EXERCISE. Please filter the entries and return only the lines that include "portrait".

(Page and application data records)
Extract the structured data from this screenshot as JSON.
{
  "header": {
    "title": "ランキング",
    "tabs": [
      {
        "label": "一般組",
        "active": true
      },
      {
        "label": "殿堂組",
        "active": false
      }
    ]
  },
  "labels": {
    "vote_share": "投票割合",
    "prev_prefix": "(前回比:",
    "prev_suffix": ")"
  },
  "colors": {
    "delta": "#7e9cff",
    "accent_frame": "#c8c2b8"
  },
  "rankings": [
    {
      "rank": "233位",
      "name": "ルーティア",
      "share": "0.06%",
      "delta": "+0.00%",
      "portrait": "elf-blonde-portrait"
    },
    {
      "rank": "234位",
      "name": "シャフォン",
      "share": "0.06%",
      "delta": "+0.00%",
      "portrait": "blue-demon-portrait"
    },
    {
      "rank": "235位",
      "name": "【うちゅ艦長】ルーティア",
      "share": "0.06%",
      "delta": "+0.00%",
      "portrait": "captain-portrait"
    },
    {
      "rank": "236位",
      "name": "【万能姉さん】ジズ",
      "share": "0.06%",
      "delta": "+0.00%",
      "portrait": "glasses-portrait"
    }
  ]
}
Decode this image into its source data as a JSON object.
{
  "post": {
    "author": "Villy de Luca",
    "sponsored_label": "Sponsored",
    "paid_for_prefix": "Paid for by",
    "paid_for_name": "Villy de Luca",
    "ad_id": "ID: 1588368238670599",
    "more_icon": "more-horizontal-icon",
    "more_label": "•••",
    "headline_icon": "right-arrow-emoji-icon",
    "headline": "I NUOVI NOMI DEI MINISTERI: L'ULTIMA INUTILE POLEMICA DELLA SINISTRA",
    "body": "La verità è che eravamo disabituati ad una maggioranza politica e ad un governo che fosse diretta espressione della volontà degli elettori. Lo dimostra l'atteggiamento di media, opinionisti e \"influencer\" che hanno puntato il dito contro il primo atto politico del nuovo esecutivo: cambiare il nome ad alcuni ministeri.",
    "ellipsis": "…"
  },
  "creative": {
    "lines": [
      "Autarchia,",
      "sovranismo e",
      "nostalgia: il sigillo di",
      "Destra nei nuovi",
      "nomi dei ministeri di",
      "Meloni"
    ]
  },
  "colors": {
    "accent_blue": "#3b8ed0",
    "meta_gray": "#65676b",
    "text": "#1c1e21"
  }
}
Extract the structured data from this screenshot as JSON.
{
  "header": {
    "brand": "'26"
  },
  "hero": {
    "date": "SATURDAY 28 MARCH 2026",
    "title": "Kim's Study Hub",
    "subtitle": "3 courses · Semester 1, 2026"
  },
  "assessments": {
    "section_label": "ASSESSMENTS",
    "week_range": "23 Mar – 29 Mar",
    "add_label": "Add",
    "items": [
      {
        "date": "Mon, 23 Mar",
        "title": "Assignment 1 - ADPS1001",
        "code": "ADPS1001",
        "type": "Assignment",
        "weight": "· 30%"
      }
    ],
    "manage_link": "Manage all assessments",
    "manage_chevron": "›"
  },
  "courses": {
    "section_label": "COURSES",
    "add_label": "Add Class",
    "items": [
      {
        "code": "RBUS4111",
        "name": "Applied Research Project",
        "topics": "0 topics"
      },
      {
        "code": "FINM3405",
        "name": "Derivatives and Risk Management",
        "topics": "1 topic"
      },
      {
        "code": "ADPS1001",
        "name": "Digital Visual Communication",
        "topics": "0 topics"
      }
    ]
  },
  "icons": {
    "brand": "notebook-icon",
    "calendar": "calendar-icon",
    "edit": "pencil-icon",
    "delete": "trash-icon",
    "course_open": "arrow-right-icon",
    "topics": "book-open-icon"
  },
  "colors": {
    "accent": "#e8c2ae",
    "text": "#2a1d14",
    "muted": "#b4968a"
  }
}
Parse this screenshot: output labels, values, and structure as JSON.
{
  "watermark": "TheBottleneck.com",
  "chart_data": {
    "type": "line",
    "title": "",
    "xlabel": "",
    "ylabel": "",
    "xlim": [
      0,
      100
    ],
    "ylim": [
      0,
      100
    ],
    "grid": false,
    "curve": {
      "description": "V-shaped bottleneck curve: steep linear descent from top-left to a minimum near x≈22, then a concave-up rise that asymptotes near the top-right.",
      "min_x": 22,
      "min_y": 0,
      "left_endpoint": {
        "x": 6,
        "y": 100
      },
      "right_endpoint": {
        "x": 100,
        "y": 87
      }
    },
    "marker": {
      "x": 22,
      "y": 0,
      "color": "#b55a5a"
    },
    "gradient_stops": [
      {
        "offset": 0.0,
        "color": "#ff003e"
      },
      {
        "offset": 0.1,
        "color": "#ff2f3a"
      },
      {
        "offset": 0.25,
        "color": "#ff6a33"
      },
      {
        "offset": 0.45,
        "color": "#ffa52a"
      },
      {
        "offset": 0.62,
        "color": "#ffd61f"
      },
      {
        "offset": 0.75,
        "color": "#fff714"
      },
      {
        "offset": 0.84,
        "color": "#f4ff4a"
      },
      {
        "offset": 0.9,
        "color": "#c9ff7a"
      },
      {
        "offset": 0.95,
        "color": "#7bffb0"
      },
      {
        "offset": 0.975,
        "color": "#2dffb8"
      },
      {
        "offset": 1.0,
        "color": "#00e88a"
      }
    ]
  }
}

RESPONSE TO THE EXERCISE.
      "portrait": "elf-blonde-portrait"
      "portrait": "blue-demon-portrait"
      "portrait": "captain-portrait"
      "portrait": "glasses-portrait"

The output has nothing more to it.